The go-to image for intelligence agency officials, Abbott and Brandis is the comparison with the letter and envelope. "The metadata is the material on the front of the envelope and the contents of the letter will remain private," Abbott said.
"We want to maintain the sharp distinction between metadata and content," Brandis said.
But inevitably the edges will be fuzzy and that will increase the criticism of the proposal. As is the line between uses. Abbott said the data was "absolutely critical not just in the fight against terrorism, but in crime fighting more generally".
The government's position in the debate is weakened because it has released its proposal before it has finalised it. Was there such a need for rush? Perhaps it would have been better to wait until there had been full consultation with the telcos.
The government hopes to get Labor support to pass legislation on metadata (which will come after that for its other anti-terrorism initiatives). If it can, this would deal the crossbench out. But the ALP won't commit itself until more information is available.

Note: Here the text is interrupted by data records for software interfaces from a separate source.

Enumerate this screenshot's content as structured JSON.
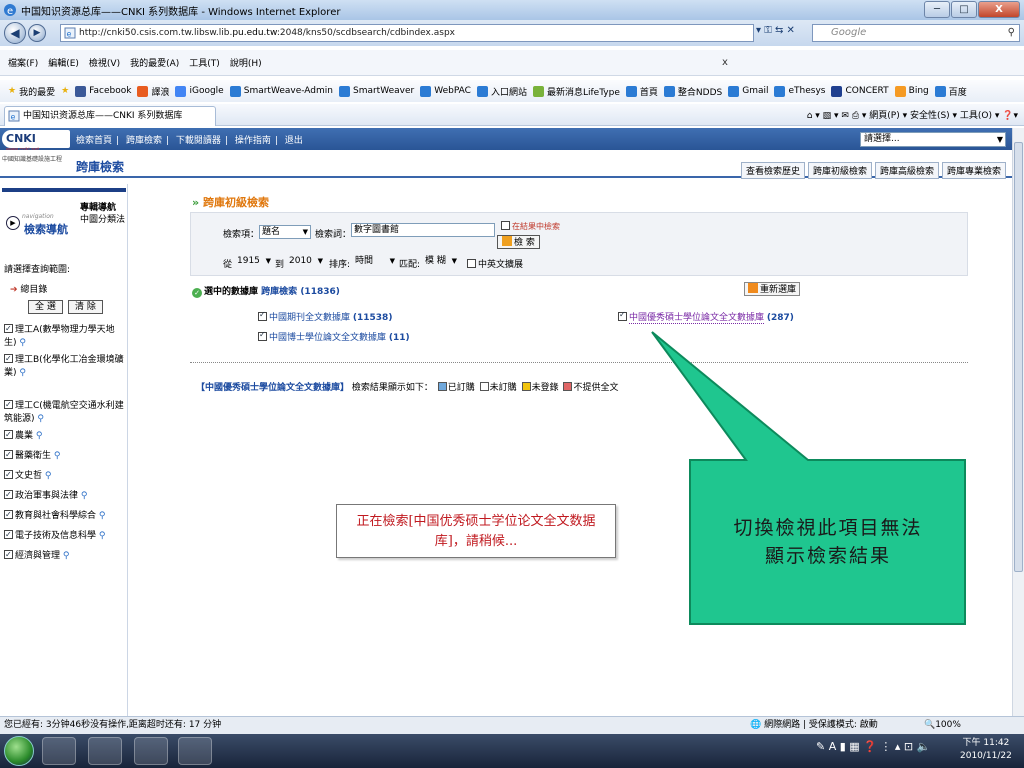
{
  "window": {
    "title": "中国知识资源总库——CNKI 系列数据库 - Windows Internet Explorer",
    "min": "─",
    "max": "□",
    "close": "X"
  },
  "address": {
    "url_pre": "http://cnki50.csis.com.tw.libsw.lib.",
    "url_host": "pu.edu.tw",
    "url_post": ":2048/kns50/scdbsearch/cdbindex.aspx",
    "tools": "▾  ⚿  ⇆  ✕",
    "search_placeholder": "Google"
  },
  "menu": {
    "items": [
      "檔案(F)",
      "編輯(E)",
      "檢視(V)",
      "我的最愛(A)",
      "工具(T)",
      "說明(H)"
    ],
    "close_x": "x"
  },
  "favorites": {
    "label": "我的最愛",
    "items": [
      {
        "label": "Facebook",
        "color": "#3b5998"
      },
      {
        "label": "譯浪",
        "color": "#e85c20"
      },
      {
        "label": "iGoogle",
        "color": "#4285f4"
      },
      {
        "label": "SmartWeave-Admin",
        "color": "#2b7bd4"
      },
      {
        "label": "SmartWeaver",
        "color": "#2b7bd4"
      },
      {
        "label": "WebPAC",
        "color": "#2b7bd4"
      },
      {
        "label": "入口網站",
        "color": "#2b7bd4"
      },
      {
        "label": "最新消息LifeType",
        "color": "#79b23a"
      },
      {
        "label": "首頁",
        "color": "#2b7bd4"
      },
      {
        "label": "整合NDDS",
        "color": "#2b7bd4"
      },
      {
        "label": "Gmail",
        "color": "#2b7bd4"
      },
      {
        "label": "eThesys",
        "color": "#2b7bd4"
      },
      {
        "label": "CONCERT",
        "color": "#1f3f8f"
      },
      {
        "label": "Bing",
        "color": "#f59a23"
      },
      {
        "label": "百度",
        "color": "#2b7bd4"
      }
    ]
  },
  "tab": {
    "label": "中国知识资源总库——CNKI 系列数据库",
    "commands": "⌂ ▾  ▧ ▾  ✉  ⎙ ▾  網頁(P) ▾  安全性(S) ▾  工具(O) ▾  ❓▾"
  },
  "cnki": {
    "logo": "CNKI",
    "logo_sub": "www.cnki.net",
    "nav": [
      "檢索首頁",
      "|",
      "跨庫檢索",
      "|",
      "下載閱讀器",
      "|",
      "操作指南",
      "|",
      "退出"
    ],
    "select_label": "請選擇...",
    "org": "中國知識基礎設施工程",
    "section_title": "跨庫檢索",
    "top_tabs": [
      "查看檢索歷史",
      "跨庫初級檢索",
      "跨庫高級檢索",
      "跨庫專業檢索"
    ]
  },
  "leftnav": {
    "nav_small": "navigation",
    "nav_main": "檢索導航",
    "right1": "專輯導航",
    "right2": "中圖分類法",
    "scope_label": "請選擇查詢範圍:",
    "total_label": "總目錄",
    "select_all": "全 選",
    "clear": "清 除",
    "categories": [
      "理工A(數學物理力學天地生)",
      "理工B(化學化工冶金環境礦業)",
      "理工C(機電航空交通水利建筑能源)",
      "農業",
      "醫藥衛生",
      "文史哲",
      "政治軍事與法律",
      "教育與社會科學綜合",
      "電子技術及信息科學",
      "經濟與管理"
    ]
  },
  "search": {
    "title": "跨庫初級檢索",
    "field_label": "檢索項：",
    "field_value": "題名",
    "term_label": "檢索詞：",
    "term_value": "數字圖書館",
    "in_result": "在結果中檢索",
    "search_btn": "檢 索",
    "from_label": "從",
    "from_year": "1915",
    "to_label": "到",
    "to_year": "2010",
    "sort_label": "排序:",
    "sort_value": "時間",
    "match_label": "匹配:",
    "match_value": "模 糊",
    "expand_label": "中英文擴展"
  },
  "databases": {
    "selected_label": "選中的數據庫",
    "cross_label": "跨庫檢索",
    "total": "(11836)",
    "reselect": "重新選庫",
    "items": [
      {
        "name": "中國期刊全文數據庫",
        "count": "(11538)"
      },
      {
        "name": "中國博士學位論文全文數據庫",
        "count": "(11)"
      },
      {
        "name": "中國優秀碩士學位論文全文數據庫",
        "count": "(287)"
      }
    ]
  },
  "result": {
    "db": "【中國優秀碩士學位論文全文數據庫】",
    "text": "檢索結果顯示如下：",
    "legend": [
      "已訂購",
      "未訂購",
      "未登錄",
      "不提供全文"
    ]
  },
  "loading": {
    "line1": "正在檢索[中国优秀硕士学位论文全文数据",
    "line2": "库]，請稍候..."
  },
  "callout": {
    "line1": "切換檢視此項目無法",
    "line2": "顯示檢索結果",
    "fill": "#1fc68f",
    "stroke": "#0d8a5c"
  },
  "status": {
    "left": "您已經有: 3分钟46秒没有操作,距离超时还有: 17 分钟",
    "zone": "網際網路 | 受保護模式: 啟動",
    "zoom": "🔍100%"
  },
  "taskbar": {
    "tray": "✎ A ▮ ▦ ❓ ⋮ ▴ ⊡ 🔈",
    "time": "下午 11:42",
    "date": "2010/11/22"
  }
}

Bill Shorten said on Wednesday: "We believe that security of Australians is a first order issue, full stop. But we also have concerns that when you store so much information about so many Australians that this needs to be done very carefully and in a very considered way. We are concerned that the Government is going to ask the internet providers to pay for these measures which will see a new internet tax on all Australians. We are also concerned to be very careful that there is no risk that ordinary Australians are being treated as if they are criminals."
Meanwhile, there is some crossbench scepticism and, in the case of the the Greens and the libertarian Liberal Democrat David Leyonhjelm, straight out opposition.
Leyonhjelm says data retention "treats everybody as a criminal in waiting".
He recently sat in on a Senate committee hearing about the telecommunications interception act where internet service providers gave evidence. "They pointed out that metadata frequently includes content. In tweets, absolutely; emails will include the heading. So it's not just content-free. It's highly intrusive.
"ISPs are going to have to establish data bases to store [the material]. They have no expertise for keeping data secure," he says. "It's a honey pot for anyone who wants to go snooping."
Independent senator Nick Xenophon attacks from another angle. "I am sceptical that it will be effective," he says.
A US government advisory panel, reporting early this year, said: "We are aware of no instance in which the program [collecting phone metadata and run by the National Security Agency] directly contributed to the discovery of a previously unknown terrorist plot or the disruption of a terrorist attack. And we believe that in only one instance over the past seven years has the program arguably contributed to the identification of an unknown terrorism suspect."
Retaining the metadata "could be a mega waste of resources", Xenophon thinks.
Clive Palmer, whose PUPs would hold sway if Labor could not be brought onside, hasn't yet looked at the proposals in the anti- terrorism package. But in general he regards them as a "diversion from the main economic issues. The government is trying to win popularity back with jingoism".
The metadata debate has a long way to run.
Michelle Grattan is Professorial Fellow at University of Canberra. She does not work for, consult to, own shares in or receive funding from any company or organisation that would benefit from this article, and has no relevant affiliations.